Background: Burn injury still has a high attributable mortality. The elevated mortality rate of severe burns is still concerning. Hepatic inflammation and injury are common after burns and are associated with poor outcomes. Necroptosis is a programmed cell death linked with inflammation. Thus, assessing necroptotic pathways in the liver can lead to new therapeutic modalities to improve mortality after severe burns.
Methods: Mice underwent 15% total body surface area burn or sham injury. Three hours after burn, the mice were euthanized to collect blood and livers. Histology, injury markers, genes expression, and tissue protein levels were compared between groups.
Results: Compared with sham, burned mice had heightened liver inflammatory cell infiltration and edema. Serum aspartate aminotransferase and alanine aminotransferase were increased by 4.9- and 3.4-fold, respectively, in burned mice relative to sham (p < 0.05). Expression of tumor necrosis factor α, interleukin-6, interleukin-1β, and CXCL1 (KC) genes were elevated in livers of burned mice by 10-, 86-, 10-, and 828-fold, respectively, compared with sham (p < 0.05). Expression of necroptotic genes, namely, receptor-interacting protein kinases 1 and 3, and mixed lineage kinase domain-like in livers of burned mice were increased by 10-, 13-, and 4.5-fold, respectively, relative to sham (p < 0.05). Receptor-interacting protein kinase 1 and phosphorylated mixed lineage kinase domain-like protein levels measured by Western-blot in livers after burn injury were elevated by 22- and 17-fold, respectively, compared with sham (p < 0.05).
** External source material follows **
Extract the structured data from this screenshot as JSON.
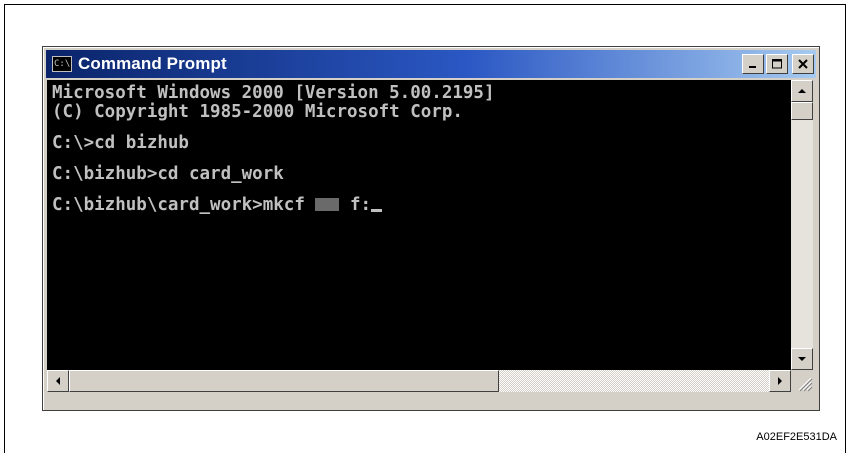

Conclusion: Liver damage occurs early after burns in mice and is associated with elevation of proinflammatory cytokines, chemokine, and proteins involved in the necroptotic pathway. This study suggests that necroptosis plays a role in the pathogenesis of liver failure secondary to burn injury.